Griffin also advises those whose homes get damaged by Ian to be wary of fraud.
"We have seen with previous storms how fraudsters, dishonest contractors, and other third parties come out of the woodwork to prey on homeowners in desperate need of repairs," Griffin said. "Some of these third parties abuse the insurance claim and damage repair process for their own financial gain, which will only serve to fuel the crisis in Florida's property insurance market."
Griffin said homeowners should call their insurer or agent to start the claims process as soon as it is safe to do so. He said his organization recently partnered with Florida's Insurance Consumer Advocate to create a Prevent Contractor Fraud and Abuse Guide to help homeowners know the warning signs.
"Before signing any contracts, homeowners should work closely with their insurer to verify the repairs are covered by their policy, then find a licensed and reputable contractor to do the work," Griffin said.
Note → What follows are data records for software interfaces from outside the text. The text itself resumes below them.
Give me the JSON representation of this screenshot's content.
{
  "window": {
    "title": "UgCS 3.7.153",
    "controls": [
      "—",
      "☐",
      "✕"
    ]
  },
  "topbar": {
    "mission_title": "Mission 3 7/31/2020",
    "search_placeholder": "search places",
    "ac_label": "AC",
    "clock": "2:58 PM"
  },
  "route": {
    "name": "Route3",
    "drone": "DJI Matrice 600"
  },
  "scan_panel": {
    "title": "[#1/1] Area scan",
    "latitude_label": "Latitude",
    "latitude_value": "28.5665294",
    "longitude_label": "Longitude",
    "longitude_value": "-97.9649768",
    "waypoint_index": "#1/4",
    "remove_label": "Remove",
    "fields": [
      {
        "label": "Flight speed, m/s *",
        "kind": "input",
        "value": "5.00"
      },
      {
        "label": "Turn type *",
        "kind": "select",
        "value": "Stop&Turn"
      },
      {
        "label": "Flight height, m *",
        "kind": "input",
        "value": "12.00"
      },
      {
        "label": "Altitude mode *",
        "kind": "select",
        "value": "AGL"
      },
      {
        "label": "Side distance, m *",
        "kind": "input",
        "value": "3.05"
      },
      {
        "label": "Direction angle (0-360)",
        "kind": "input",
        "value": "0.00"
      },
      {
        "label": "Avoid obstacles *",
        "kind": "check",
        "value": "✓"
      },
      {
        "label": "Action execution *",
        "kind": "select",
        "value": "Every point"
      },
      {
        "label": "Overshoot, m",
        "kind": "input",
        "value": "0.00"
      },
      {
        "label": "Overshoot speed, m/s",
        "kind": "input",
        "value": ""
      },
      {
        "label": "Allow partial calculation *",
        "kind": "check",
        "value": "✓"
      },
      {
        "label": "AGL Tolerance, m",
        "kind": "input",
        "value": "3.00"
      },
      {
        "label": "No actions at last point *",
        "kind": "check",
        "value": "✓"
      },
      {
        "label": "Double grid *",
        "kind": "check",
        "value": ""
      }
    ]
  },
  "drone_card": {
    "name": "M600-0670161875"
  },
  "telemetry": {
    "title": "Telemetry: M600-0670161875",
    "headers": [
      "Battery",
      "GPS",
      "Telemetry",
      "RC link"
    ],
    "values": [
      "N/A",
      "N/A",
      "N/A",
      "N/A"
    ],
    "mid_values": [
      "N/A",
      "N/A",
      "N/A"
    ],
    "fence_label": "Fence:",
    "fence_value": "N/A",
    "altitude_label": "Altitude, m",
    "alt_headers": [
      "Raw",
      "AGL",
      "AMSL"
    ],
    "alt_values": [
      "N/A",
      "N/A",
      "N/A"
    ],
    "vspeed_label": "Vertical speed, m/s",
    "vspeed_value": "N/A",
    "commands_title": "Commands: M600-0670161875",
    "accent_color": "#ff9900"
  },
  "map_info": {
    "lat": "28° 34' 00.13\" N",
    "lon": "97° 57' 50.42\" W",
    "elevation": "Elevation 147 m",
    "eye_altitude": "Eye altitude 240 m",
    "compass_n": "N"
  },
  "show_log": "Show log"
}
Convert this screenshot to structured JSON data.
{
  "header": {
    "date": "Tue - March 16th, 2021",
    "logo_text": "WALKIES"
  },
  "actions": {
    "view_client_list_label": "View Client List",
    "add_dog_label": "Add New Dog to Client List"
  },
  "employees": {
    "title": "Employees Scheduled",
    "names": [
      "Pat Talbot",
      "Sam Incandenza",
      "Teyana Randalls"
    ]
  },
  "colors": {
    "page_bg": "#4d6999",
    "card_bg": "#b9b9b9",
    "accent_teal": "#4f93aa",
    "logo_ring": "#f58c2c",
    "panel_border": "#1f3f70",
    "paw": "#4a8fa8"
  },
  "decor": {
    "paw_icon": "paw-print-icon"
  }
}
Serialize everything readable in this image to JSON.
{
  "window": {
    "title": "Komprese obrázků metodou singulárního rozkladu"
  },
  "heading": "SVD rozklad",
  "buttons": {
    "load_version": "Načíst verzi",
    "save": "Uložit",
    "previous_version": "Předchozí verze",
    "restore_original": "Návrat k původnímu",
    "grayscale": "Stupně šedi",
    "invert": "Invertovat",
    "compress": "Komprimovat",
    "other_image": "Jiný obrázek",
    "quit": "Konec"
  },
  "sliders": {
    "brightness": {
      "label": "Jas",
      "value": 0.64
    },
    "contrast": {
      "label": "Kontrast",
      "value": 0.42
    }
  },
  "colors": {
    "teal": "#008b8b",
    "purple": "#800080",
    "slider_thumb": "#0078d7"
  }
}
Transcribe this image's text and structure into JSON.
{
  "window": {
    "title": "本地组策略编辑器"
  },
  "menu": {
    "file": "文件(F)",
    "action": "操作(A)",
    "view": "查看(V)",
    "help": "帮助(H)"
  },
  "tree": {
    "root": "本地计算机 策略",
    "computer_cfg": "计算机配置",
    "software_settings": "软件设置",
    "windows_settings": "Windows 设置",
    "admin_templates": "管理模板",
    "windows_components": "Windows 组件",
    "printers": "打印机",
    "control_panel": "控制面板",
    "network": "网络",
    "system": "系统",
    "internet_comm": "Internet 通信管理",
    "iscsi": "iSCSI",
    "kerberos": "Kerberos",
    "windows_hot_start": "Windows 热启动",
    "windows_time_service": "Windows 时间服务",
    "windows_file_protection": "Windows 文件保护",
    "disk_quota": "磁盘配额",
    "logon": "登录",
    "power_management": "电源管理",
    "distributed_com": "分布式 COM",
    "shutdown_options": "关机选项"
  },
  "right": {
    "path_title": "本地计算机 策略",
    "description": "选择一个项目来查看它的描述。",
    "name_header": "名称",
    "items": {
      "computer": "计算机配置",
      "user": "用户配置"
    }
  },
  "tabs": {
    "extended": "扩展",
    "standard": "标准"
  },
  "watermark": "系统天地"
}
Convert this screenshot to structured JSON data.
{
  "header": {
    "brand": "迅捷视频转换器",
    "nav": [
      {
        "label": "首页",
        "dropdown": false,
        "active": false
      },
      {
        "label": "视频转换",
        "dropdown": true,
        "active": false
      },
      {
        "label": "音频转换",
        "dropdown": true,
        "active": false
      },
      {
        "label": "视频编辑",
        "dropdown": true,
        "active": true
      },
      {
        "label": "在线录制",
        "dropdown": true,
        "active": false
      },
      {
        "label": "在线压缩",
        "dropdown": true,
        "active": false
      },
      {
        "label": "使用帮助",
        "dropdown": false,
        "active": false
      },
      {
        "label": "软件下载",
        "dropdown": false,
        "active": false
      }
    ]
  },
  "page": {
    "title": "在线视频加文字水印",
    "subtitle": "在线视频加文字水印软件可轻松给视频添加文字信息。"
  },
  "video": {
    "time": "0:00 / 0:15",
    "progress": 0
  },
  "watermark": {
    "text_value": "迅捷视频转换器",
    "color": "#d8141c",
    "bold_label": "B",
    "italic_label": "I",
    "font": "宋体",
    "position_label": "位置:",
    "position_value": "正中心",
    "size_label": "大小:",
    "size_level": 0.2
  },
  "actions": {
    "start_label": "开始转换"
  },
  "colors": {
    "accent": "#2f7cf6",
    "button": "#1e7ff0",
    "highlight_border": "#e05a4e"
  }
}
This article originally appeared on USA TODAY: What if Hurricane Ian hits your home? Your guide to disaster insurance